A proposal: the enemy of the best is the good. In life. In health. In fitness.
A close friend has often repeated this “enemy of the best” idea to me, so I decided to research its history. It pops up attributed to NFL wide receiver Jerry Rice on numerous quotation websites. The full quotation usually appears as “The enemy of the best is the good. If you're always settling with what's good, you'll never be the best.”
The concept also appears at the beginning of Chapter 1 of First Things First by Stephen Covey, A. Roger Merrill, and Rebecca R. Merrill.1 Here the words “best” and “good” are in quotation marks, leading me to wonder what philosophical distinction the authors could be making. (A few pages later, the sentence does appear without quotation marks.) In Covey’s book, what is best seems to align with the “non-urgent but important” items in quadrant II of his four-quadrant scheme.
Yet another place I found the idea was in a proverb dictionary, in this case inverted: “Good is the enemy of the best, The. Meaning that one may rest satisfied with what is acceptable instead of striving for the truly excellent. 1912: J. Kelman, Thoughts on Things Eternal, 108...”2
Wisdom lies in this philosophy, yet three strong counterarguments strike me. In his 1772 poem “La Begueule,” Voltaire quotes a line from an “unnamed Italian sage” that translates literally from the French (“Le mieux est l'ennemi du bien”) to “The best is the enemy of the good” (my emphasis).3 What this sentiment points to is that in striving for the best (Voltaire’s word “le mieux” is often translated as “perfect”), a person can pass over one or even several good enough results and ultimately end up with something less than good, or nothing at all. This is the bane of the perfectionist, and often of the procrastinator.
Another counterargument is that it is often difficult, if not impossible, to determine what is the best choice out of multiple choices. This is related to the third objection, which is that sometimes there may simply be no best choice, that as far as it is possible to tell, two or more choices—choices leading to two or more outcomes, I suppose—are of equal desirability. Do I want trimmer abs or do I want to enjoy more delicious food? I really don’t know what is best. It seems they both could be. They will both make me happy in multiple ways. And yes, they seem to be mutually exclusive, unless I want to exercise substantially more.
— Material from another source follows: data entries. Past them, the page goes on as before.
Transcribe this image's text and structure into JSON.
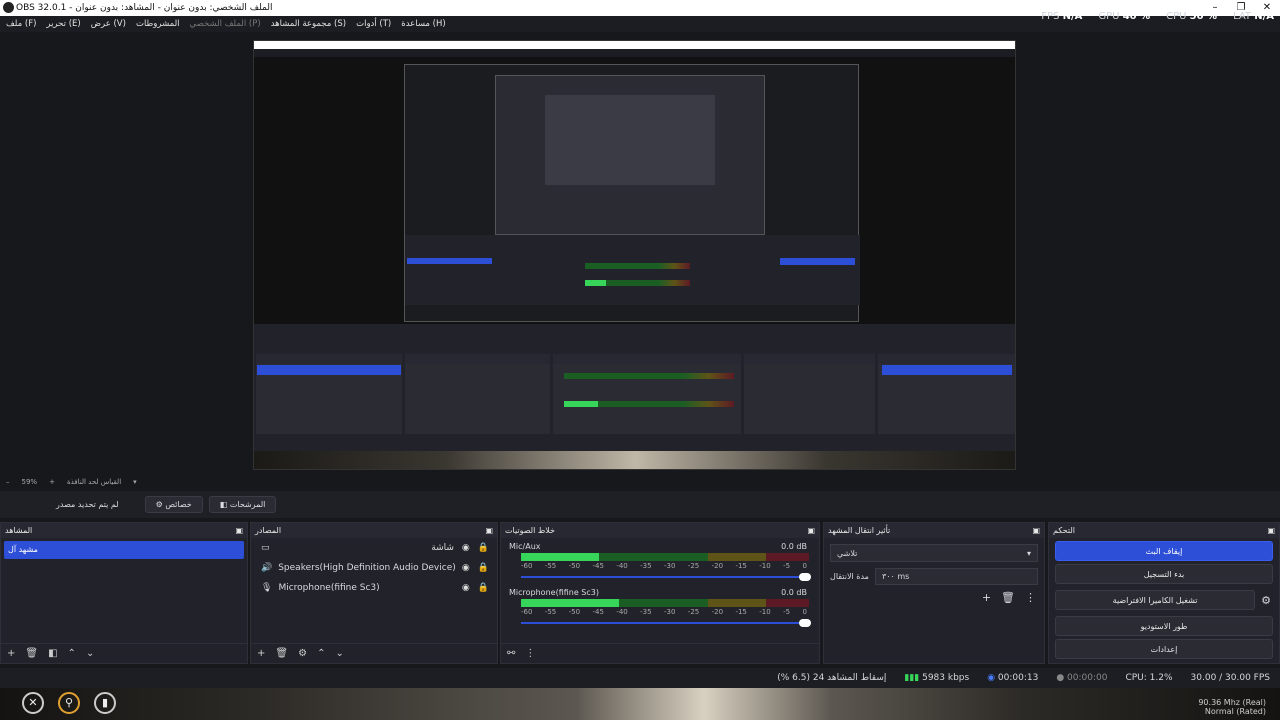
{
  "title_bar": {
    "title": "OBS 32.0.1 - الملف الشخصي: بدون عنوان - المشاهد: بدون عنوان"
  },
  "menu": [
    "ملف (F)",
    "تحرير (E)",
    "عرض (V)",
    "المشروطات",
    "الملف الشخصي (P)",
    "مجموعة المشاهد (S)",
    "أدوات (T)",
    "مساعدة (H)"
  ],
  "stats": {
    "fps_label": "FPS",
    "fps_value": "N/A",
    "gpu_label": "GPU",
    "gpu_value": "40 %",
    "cpu_label": "CPU",
    "cpu_value": "50 %",
    "lat_label": "LAT",
    "lat_value": "N/A"
  },
  "zoom": {
    "value": "59%",
    "text": "القياس لحد النافذة"
  },
  "toolbar": {
    "no_source": "لم يتم تحديد مصدر",
    "properties": "خصائص",
    "filters": "المرشحات"
  },
  "docks": {
    "scenes": {
      "title": "المشاهد",
      "items": [
        "مشهد آل"
      ]
    },
    "sources": {
      "title": "المصادر",
      "items": [
        {
          "label": "شاشة",
          "icon": "monitor-icon"
        },
        {
          "label": "Speakers(High Definition Audio Device)",
          "icon": "speaker-icon"
        },
        {
          "label": "Microphone(fifine Sc3)",
          "icon": "microphone-icon"
        }
      ]
    },
    "mixer": {
      "title": "خلاط الصوتيات",
      "channels": [
        {
          "name": "Mic/Aux",
          "db": "0.0 dB",
          "level": 0.27
        },
        {
          "name": "Microphone(fifine Sc3)",
          "db": "0.0 dB",
          "level": 0.34
        }
      ],
      "ticks": [
        "-60",
        "-55",
        "-50",
        "-45",
        "-40",
        "-35",
        "-30",
        "-25",
        "-20",
        "-15",
        "-10",
        "-5",
        "0"
      ]
    },
    "transitions": {
      "title": "تأثير انتقال المشهد",
      "selected": "تلاشي",
      "duration_label": "مدة الانتقال",
      "duration_value": "٣٠٠ ms"
    },
    "controls": {
      "title": "التحكم",
      "buttons": [
        "إيقاف البث",
        "بدء التسجيل",
        "تشغيل الكاميرا الافتراضية",
        "طور الاستوديو",
        "إعدادات"
      ]
    }
  },
  "status": {
    "dropped": "إسقاط المشاهد 24 (6.5 %)",
    "bitrate": "5983 kbps",
    "stream_time": "00:00:13",
    "rec_time": "00:00:00",
    "cpu": "CPU: 1.2%",
    "fps": "30.00 / 30.00 FPS"
  },
  "sysinfo": {
    "line1": "90.36 Mhz (Real)",
    "line2": "Normal (Rated)"
  }
}
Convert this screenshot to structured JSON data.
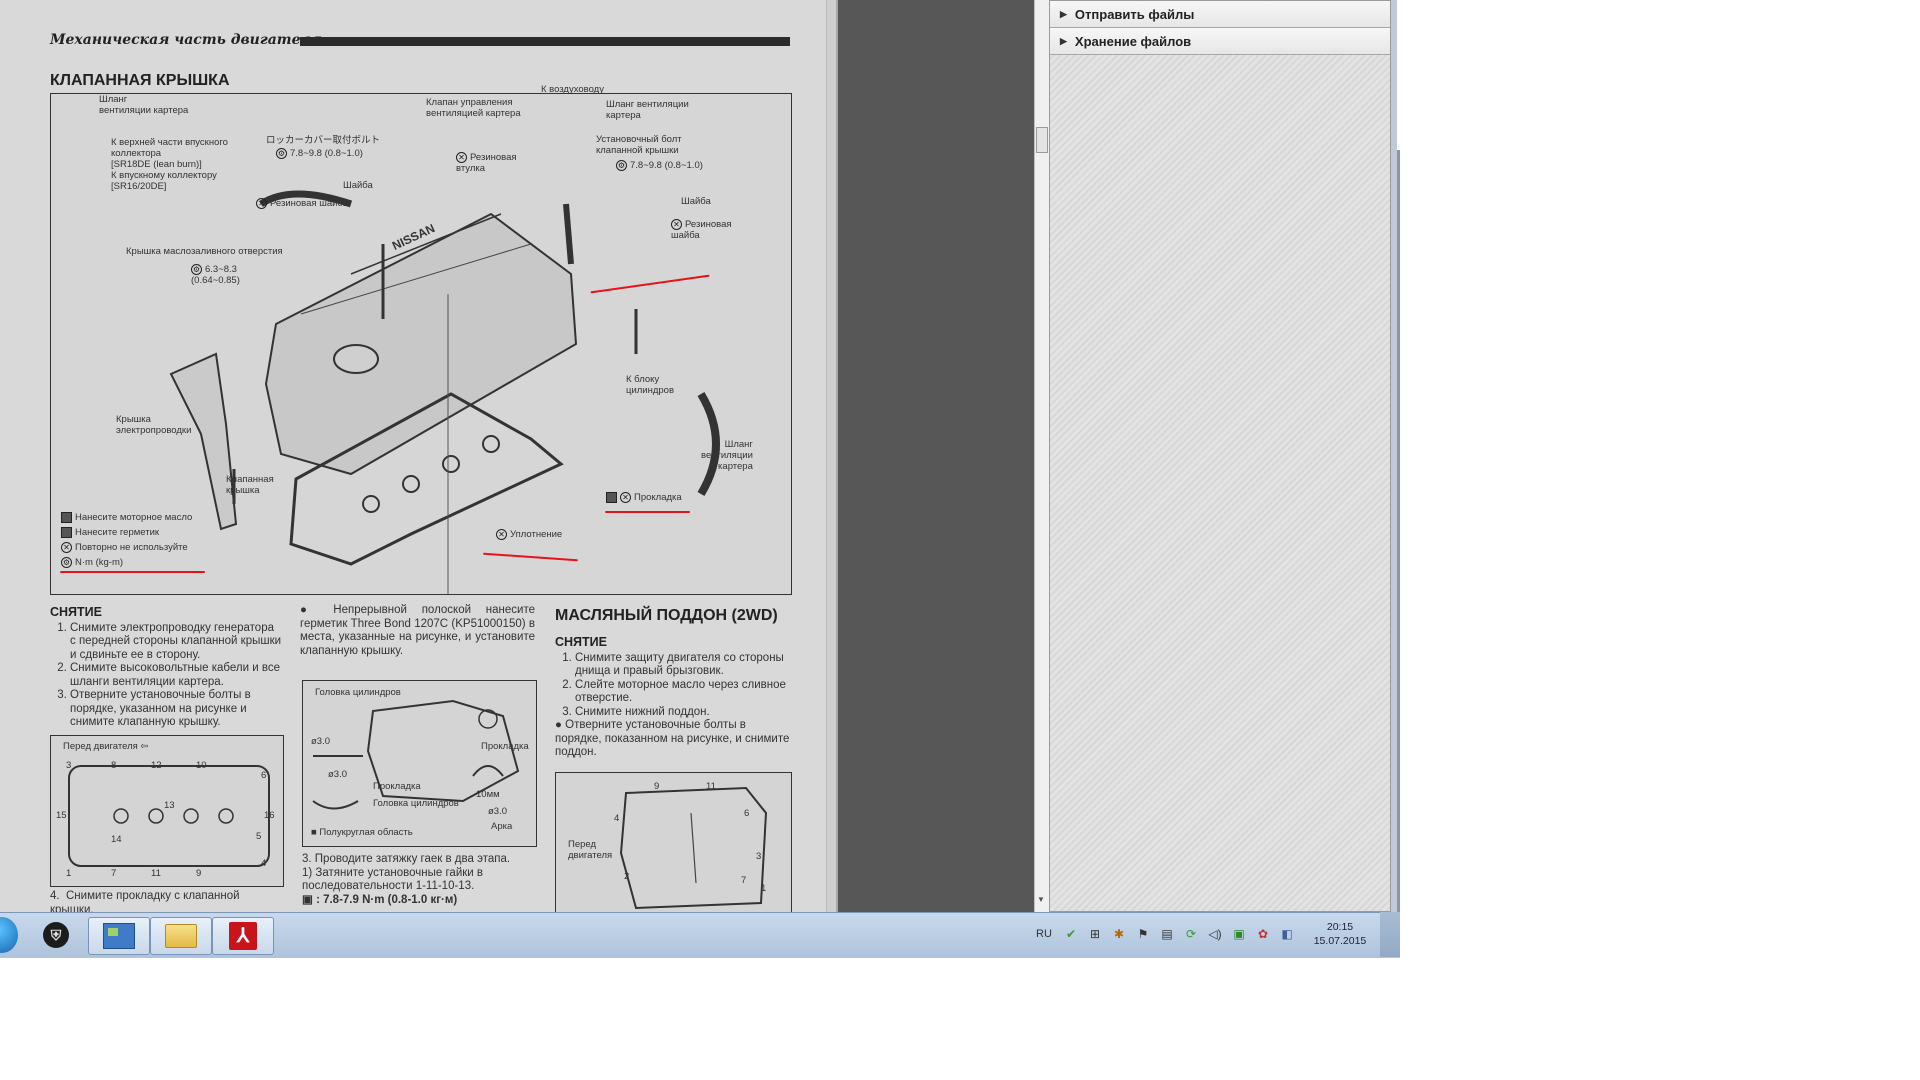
{
  "document": {
    "section_header": "Механическая часть двигателя",
    "title": "КЛАПАННАЯ КРЫШКА",
    "labels": {
      "hose_top": "Шланг\nвентиляции картера",
      "to_intake_top": "К верхней части впускного\nколлектора\n[SR18DE (lean burn)]\nК впускному коллектору\n[SR16/20DE]",
      "valve_ctrl": "Клапан управления\nвентиляцией картера",
      "to_air_duct": "К воздуховоду",
      "hose_right": "Шланг вентиляции\nкартера",
      "jp_bolt": "ロッカーカバー取付ボルト",
      "torque_left": "7.8~9.8 (0.8~1.0)",
      "rubber_bushing": "Резиновая\nвтулка",
      "mount_bolt": "Установочный болт\nклапанной крышки",
      "torque_right": "7.8~9.8 (0.8~1.0)",
      "washer_left": "Шайба",
      "rubber_washer_left": "Резиновая шайба",
      "washer_right": "Шайба",
      "rubber_washer_right": "Резиновая\nшайба",
      "oil_filler_cap": "Крышка маслозаливного отверстия",
      "torque_cap": "6.3~8.3\n(0.64~0.85)",
      "to_cylinder_block": "К блоку\nцилиндров",
      "hose_bottom": "Шланг\nвентиляции\nкартера",
      "harness_cover": "Крышка\nэлектропроводки",
      "valve_cover": "Клапанная\nкрышка",
      "gasket": "Прокладка",
      "seal": "Уплотнение",
      "nissan": "NISSAN"
    },
    "legend": [
      "Нанесите моторное масло",
      "Нанесите герметик",
      "Повторно не используйте",
      "N·m (kg-m)"
    ],
    "removal": {
      "heading": "СНЯТИЕ",
      "steps": [
        "Снимите электропроводку генератора с передней стороны клапанной крышки и сдвиньте ее в сторону.",
        "Снимите высоковольтные кабели и все шланги вентиляции картера.",
        "Отверните установочные болты в порядке, указанном на рисунке и снимите клапанную крышку."
      ],
      "step4": "Снимите прокладку с клапанной крышки."
    },
    "front_of_engine": "Перед двигателя",
    "bolt_numbers_top": [
      "3",
      "8",
      "12",
      "10",
      "6"
    ],
    "bolt_numbers_bottom": [
      "1",
      "7",
      "11",
      "9",
      "4"
    ],
    "bolt_numbers_side": [
      "15",
      "13",
      "14",
      "16",
      "5"
    ],
    "sealant": {
      "bullet": "Непрерывной полоской нанесите герметик Three Bond 1207C (KP51000150) в места, указанные на рисунке, и установите клапанную крышку.",
      "box_labels": {
        "cyl_head_top": "Головка цилиндров",
        "gasket_right": "Прокладка",
        "gasket_bottom": "Прокладка",
        "cyl_head_bottom": "Головка цилиндров",
        "dim_a": "ø3.0",
        "dim_b": "ø3.0",
        "dim_c": "ø3.0",
        "dim_10": "10мм",
        "arc": "Арка",
        "semicircle": "Полукруглая область"
      },
      "steps": [
        "3. Проводите затяжку гаек в два этапа.",
        "1)  Затяните установочные гайки в последовательности 1-11-10-13."
      ],
      "torque_line": ": 7.8-7.9 N·m (0.8-1.0 кг·м)"
    },
    "oil_pan": {
      "title": "МАСЛЯНЫЙ ПОДДОН (2WD)",
      "heading": "СНЯТИЕ",
      "steps": [
        "Снимите защиту двигателя со стороны днища и правый брызговик.",
        "Слейте моторное масло через сливное отверстие.",
        "Снимите нижний поддон."
      ],
      "bullet": "Отверните установочные болты в порядке, показанном на рисунке, и снимите поддон.",
      "front_of_engine": "Перед\nдвигателя",
      "numbers": [
        "9",
        "11",
        "4",
        "6",
        "3",
        "2",
        "7",
        "1"
      ]
    }
  },
  "file_panel": {
    "items": [
      {
        "label": "Отправить файлы"
      },
      {
        "label": "Хранение файлов"
      }
    ]
  },
  "taskbar": {
    "apps": [
      "world-of-tanks",
      "control-panel",
      "file-explorer",
      "adobe-reader"
    ],
    "tray": {
      "language": "RU",
      "time": "20:15",
      "date": "15.07.2015"
    }
  },
  "colors": {
    "annotation_red": "#e8121a",
    "taskbar": "#b9cde4",
    "dark_gap": "#575757"
  }
}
Despite these counterarguments, it seems to me that people who take their health or physical prowess seriously would benefit from less settling with what’s good, to use Jerry Rice’s words. If my failure point for dead lift is nine reps at 170 pounds, doing eight reps is good—very good, in fact. But the best I can do is nine, and only that quantity will get me to failure and thus optimize my muscle growth. If I run a 5k but fail to give it my all, how can I be satisfied even if I win the race? Even if my time is good enough to win, the people who do their best have won in more important ways.
Sometimes, unfortunately, it’s not that simple. I have long had goals relating to pull-ups. As my strength has increased my goals have likewise increased. My current goal is to do 10 pull-ups (chin-ups, technically), and it is proving to be quite the challenge. It will take my best effort, I’m beginning to think, to reach this goal. Given this, the decisions I must make are difficult. Should I reduce my cardio and put more of my energy into strength training and rest? This would reduce my overall best level of fitness, but it might be part of my best life to achieve this goal. If I decide to go for it, what combination of strength training and rest is best—and within that, which exercises are best, and at which levels? And so on. Clearly, it would take intense thought, experimentation, and research to determine the answers, and these answers could not be perfect.
But to return to Voltaire, let us not confuse best with perfect. What is more, let us distinguish best from good whenever we can, and strive to determine when good is good enough, and when best is best.
1. Stephen Covey, A. Roger Merrill, and Rebecca R. Merrill, First Things First (New York: Simon and Schuster, 1994).
2. Martin H. Manser, ed., Dictionary of Proverbs (Hertfordshire, England: Wordsworth, 2006), http://books.google.com/books/about/Dictionary_of_Proverbs.html?id=7PMZJqSR4sAC, 242.